───── Provided information

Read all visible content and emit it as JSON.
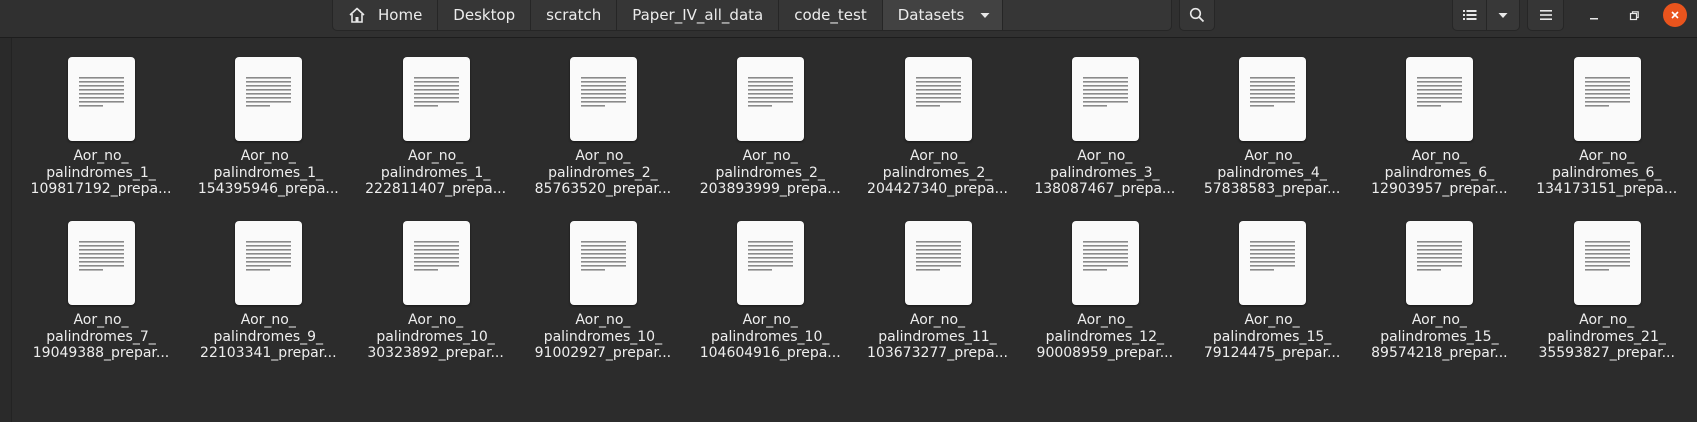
{
  "breadcrumbs": [
    "Home",
    "Desktop",
    "scratch",
    "Paper_IV_all_data",
    "code_test",
    "Datasets"
  ],
  "icons": {
    "home": "home-icon",
    "dropdown": "chevron-down-icon",
    "search": "search-icon",
    "list_view": "list-view-icon",
    "menu": "hamburger-menu-icon",
    "minimize": "minimize-icon",
    "maximize": "maximize-icon",
    "close": "close-icon",
    "file": "text-file-icon"
  },
  "colors": {
    "close_button": "#e9541d",
    "background": "#2c2c2c"
  },
  "files": [
    {
      "line1": "Aor_no_",
      "line2": "palindromes_1_",
      "line3": "109817192_prepa..."
    },
    {
      "line1": "Aor_no_",
      "line2": "palindromes_1_",
      "line3": "154395946_prepa..."
    },
    {
      "line1": "Aor_no_",
      "line2": "palindromes_1_",
      "line3": "222811407_prepa..."
    },
    {
      "line1": "Aor_no_",
      "line2": "palindromes_2_",
      "line3": "85763520_prepar..."
    },
    {
      "line1": "Aor_no_",
      "line2": "palindromes_2_",
      "line3": "203893999_prepa..."
    },
    {
      "line1": "Aor_no_",
      "line2": "palindromes_2_",
      "line3": "204427340_prepa..."
    },
    {
      "line1": "Aor_no_",
      "line2": "palindromes_3_",
      "line3": "138087467_prepa..."
    },
    {
      "line1": "Aor_no_",
      "line2": "palindromes_4_",
      "line3": "57838583_prepar..."
    },
    {
      "line1": "Aor_no_",
      "line2": "palindromes_6_",
      "line3": "12903957_prepar..."
    },
    {
      "line1": "Aor_no_",
      "line2": "palindromes_6_",
      "line3": "134173151_prepa..."
    },
    {
      "line1": "Aor_no_",
      "line2": "palindromes_7_",
      "line3": "19049388_prepar..."
    },
    {
      "line1": "Aor_no_",
      "line2": "palindromes_9_",
      "line3": "22103341_prepar..."
    },
    {
      "line1": "Aor_no_",
      "line2": "palindromes_10_",
      "line3": "30323892_prepar..."
    },
    {
      "line1": "Aor_no_",
      "line2": "palindromes_10_",
      "line3": "91002927_prepar..."
    },
    {
      "line1": "Aor_no_",
      "line2": "palindromes_10_",
      "line3": "104604916_prepa..."
    },
    {
      "line1": "Aor_no_",
      "line2": "palindromes_11_",
      "line3": "103673277_prepa..."
    },
    {
      "line1": "Aor_no_",
      "line2": "palindromes_12_",
      "line3": "90008959_prepar..."
    },
    {
      "line1": "Aor_no_",
      "line2": "palindromes_15_",
      "line3": "79124475_prepar..."
    },
    {
      "line1": "Aor_no_",
      "line2": "palindromes_15_",
      "line3": "89574218_prepar..."
    },
    {
      "line1": "Aor_no_",
      "line2": "palindromes_21_",
      "line3": "35593827_prepar..."
    }
  ]
}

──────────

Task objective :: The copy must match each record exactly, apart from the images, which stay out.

Result for this exercise ::
Read all visible content and emit it as JSON.
{
  "breadcrumbs": [
    "Home",
    "Desktop",
    "scratch",
    "Paper_IV_all_data",
    "code_test",
    "Datasets"
  ],
  "icons": {
    "home": "home-icon",
    "dropdown": "chevron-down-icon",
    "search": "search-icon",
    "list_view": "list-view-icon",
    "menu": "hamburger-menu-icon",
    "minimize": "minimize-icon",
    "maximize": "maximize-icon",
    "close": "close-icon",
    "file": "text-file-icon"
  },
  "colors": {
    "close_button": "#e9541d",
    "background": "#2c2c2c"
  },
  "files": [
    {
      "line1": "Aor_no_",
      "line2": "palindromes_1_",
      "line3": "109817192_prepa..."
    },
    {
      "line1": "Aor_no_",
      "line2": "palindromes_1_",
      "line3": "154395946_prepa..."
    },
    {
      "line1": "Aor_no_",
      "line2": "palindromes_1_",
      "line3": "222811407_prepa..."
    },
    {
      "line1": "Aor_no_",
      "line2": "palindromes_2_",
      "line3": "85763520_prepar..."
    },
    {
      "line1": "Aor_no_",
      "line2": "palindromes_2_",
      "line3": "203893999_prepa..."
    },
    {
      "line1": "Aor_no_",
      "line2": "palindromes_2_",
      "line3": "204427340_prepa..."
    },
    {
      "line1": "Aor_no_",
      "line2": "palindromes_3_",
      "line3": "138087467_prepa..."
    },
    {
      "line1": "Aor_no_",
      "line2": "palindromes_4_",
      "line3": "57838583_prepar..."
    },
    {
      "line1": "Aor_no_",
      "line2": "palindromes_6_",
      "line3": "12903957_prepar..."
    },
    {
      "line1": "Aor_no_",
      "line2": "palindromes_6_",
      "line3": "134173151_prepa..."
    },
    {
      "line1": "Aor_no_",
      "line2": "palindromes_7_",
      "line3": "19049388_prepar..."
    },
    {
      "line1": "Aor_no_",
      "line2": "palindromes_9_",
      "line3": "22103341_prepar..."
    },
    {
      "line1": "Aor_no_",
      "line2": "palindromes_10_",
      "line3": "30323892_prepar..."
    },
    {
      "line1": "Aor_no_",
      "line2": "palindromes_10_",
      "line3": "91002927_prepar..."
    },
    {
      "line1": "Aor_no_",
      "line2": "palindromes_10_",
      "line3": "104604916_prepa..."
    },
    {
      "line1": "Aor_no_",
      "line2": "palindromes_11_",
      "line3": "103673277_prepa..."
    },
    {
      "line1": "Aor_no_",
      "line2": "palindromes_12_",
      "line3": "90008959_prepar..."
    },
    {
      "line1": "Aor_no_",
      "line2": "palindromes_15_",
      "line3": "79124475_prepar..."
    },
    {
      "line1": "Aor_no_",
      "line2": "palindromes_15_",
      "line3": "89574218_prepar..."
    },
    {
      "line1": "Aor_no_",
      "line2": "palindromes_21_",
      "line3": "35593827_prepar..."
    }
  ]
}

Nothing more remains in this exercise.